MBA vs. Master’s in Finance or Economics: An Overview

For many individuals looking to advance their careers in business, earning a master of business administration (MBA) degree may seem like an obvious way to get ahead. But if you work in the world of finance or economics, getting a specialized degree might be a better alternative.

Both MBA and non-MBA programs have specific pros and cons, so it is essential to evaluate your long-term goals before choosing which route to take. It comes down to figuring out the types of skills you are trying to obtain and what job you see yourself pursuing once your diploma is in hand.

Key Takeaways

  • MBAs are more expensive to obtain than a master's in finance or economics.
  • MBA programs are broader, while master's programs in economics and finance are deeper.
  • A master's in finance or economics typically requires a stronger background in mathematics.
  • Median salaries may be higher for MBAs, depending on the job.


Professionals often obtain a master of business administration degree after spending a few years in the workforce. In fact, some MBA programs require that applicants have practical work experience before admission.

An MBA will cover finance and economics, but it will remain more general and include other business subjects. Nearly all advanced degrees in business are going to require solid math skills. However, MBA classes require much less abstract mathematical theory than graduate classes in economics and finance. Working knowledge of algebra is often sufficient for success in an MBA program.

Many employers prefer job candidates whose education encompasses the bigger picture, and an MBA certainly fits that bill. There's a benefit in learning something about a broad range of disciplines, from marketing to accounting and information systems. In a typical MBA program, students get exposure to all of these areas. In the process, they gain an understanding of how different parts of an organization relate to one another.

Earning an MBA can be expensive. If you want to attend a top-tier school like Wharton or Harvard, plan on spending over $150,000. Smaller private schools and even state universities are generally less expensive. However, it is still easily possible to spend anywhere from $75,000 to $100,000.

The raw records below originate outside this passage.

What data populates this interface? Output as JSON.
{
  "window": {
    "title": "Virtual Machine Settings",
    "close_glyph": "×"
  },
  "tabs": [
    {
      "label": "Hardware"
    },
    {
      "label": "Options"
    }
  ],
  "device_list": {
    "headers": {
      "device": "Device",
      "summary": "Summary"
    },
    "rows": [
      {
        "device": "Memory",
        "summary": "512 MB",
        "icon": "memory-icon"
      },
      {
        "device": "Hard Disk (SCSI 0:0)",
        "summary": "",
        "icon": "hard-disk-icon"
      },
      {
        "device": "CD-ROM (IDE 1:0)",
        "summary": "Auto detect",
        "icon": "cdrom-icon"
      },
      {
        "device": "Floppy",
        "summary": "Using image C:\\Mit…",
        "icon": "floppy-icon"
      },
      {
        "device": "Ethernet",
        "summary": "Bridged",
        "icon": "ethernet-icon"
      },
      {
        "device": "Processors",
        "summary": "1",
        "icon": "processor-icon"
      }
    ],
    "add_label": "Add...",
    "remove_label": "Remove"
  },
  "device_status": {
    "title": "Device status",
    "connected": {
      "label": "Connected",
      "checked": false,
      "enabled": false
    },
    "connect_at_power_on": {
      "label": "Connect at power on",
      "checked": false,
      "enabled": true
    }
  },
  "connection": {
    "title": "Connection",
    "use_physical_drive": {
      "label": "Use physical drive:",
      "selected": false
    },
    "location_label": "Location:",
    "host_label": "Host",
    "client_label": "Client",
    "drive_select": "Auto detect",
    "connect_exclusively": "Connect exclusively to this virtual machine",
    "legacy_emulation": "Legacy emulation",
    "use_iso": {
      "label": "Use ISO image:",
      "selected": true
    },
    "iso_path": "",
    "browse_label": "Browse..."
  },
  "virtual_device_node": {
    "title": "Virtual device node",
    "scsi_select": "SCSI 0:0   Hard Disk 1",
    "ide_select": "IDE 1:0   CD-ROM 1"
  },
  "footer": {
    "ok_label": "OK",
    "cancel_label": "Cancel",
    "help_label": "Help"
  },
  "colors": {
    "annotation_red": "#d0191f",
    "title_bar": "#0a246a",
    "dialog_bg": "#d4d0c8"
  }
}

The good news? A 2018 survey by the Graduate Management Admission Council found that MBA recipients tend to take home more than those who follow a narrower track. MBA grads earned a median starting salary of $105,000 in that report, compared to $85,000 for those with a graduate degree in finance. MBA graduates may end up working in the technology sector or for financial firms. They may also find positions in sales and marketing for product and service companies or at consulting firms.

Master's in Finance or Economics

Pursuing a master's degree in finance means taking a deep dive into topics such as investment analysis, corporate finance, forecasting, and risk analysis. In an economics master's program, students can expect to take on microeconomics, macroeconomics, and econometrics. These more focused programs tend to attract students who are particularly strong in quantitative analysis and critical thinking.

Specialized programs do have some significant advantages compared to MBAs. For starters, graduates develop specific skill sets. That can make them more attractive to employers looking for experts in a particular field or subject.

The cost of obtaining an advanced degree in economics or finance varies depending on the educational institution. However, it is generally much lower than the price of an MBA. The National Center for Education Statistics estimates "that graduate degrees cost anywhere from $10,000 to 25,000 and up per year. Public institutions typically cost less than private schools."

On the other hand, classes in economics and finance often require taking extensive prerequisites in mathematics. For example, graduate-level economics students usually must take courses in differential calculus, integral calculus, and statistics before being admitted to the program. Furthermore, top universities prefer applicants who complete classes in linear algebra, multivariate calculus, and real analysis.

Many finance graduates go on to work at major corporations, global banks, and mutual fund companies. Economics majors often work in the private sector. However, many also enter academia or go into research roles after receiving a master's degree.

Special Considerations


If you plan on working in the realm of investments, there’s something else you might want to consider when choosing a graduate program. Many of the professionals in this field go on to earn the chartered financial analyst (CFA) credential. CFAs must demonstrate competence in areas such as accounting, ethics, money management, and securities analysis.

Some MBA programs help prepare you for a CFA designation, especially those with concentrations in finance.

Finance professionals can make their road a bit smoother by choosing a master’s program that incorporates much of the content for the CFA exam. That reduces the amount of preparation they’ll have to do later. A list of graduate programs recognized by the CFA Institute is available on the organization’s website. Many of the programs affiliated with the CFA Institute are aimed toward a master's degree in finance.

Work Experience

According to the Graduate Management Admission Council, employers see employment history, not just a graduate-level diploma, as a key driver of future success. Even if you obtain a specialized degree, companies are likely to look for some relevant work experience. It often pays to work for at least a couple years after earning an undergraduate degree, rather than rushing headlong into a graduate program.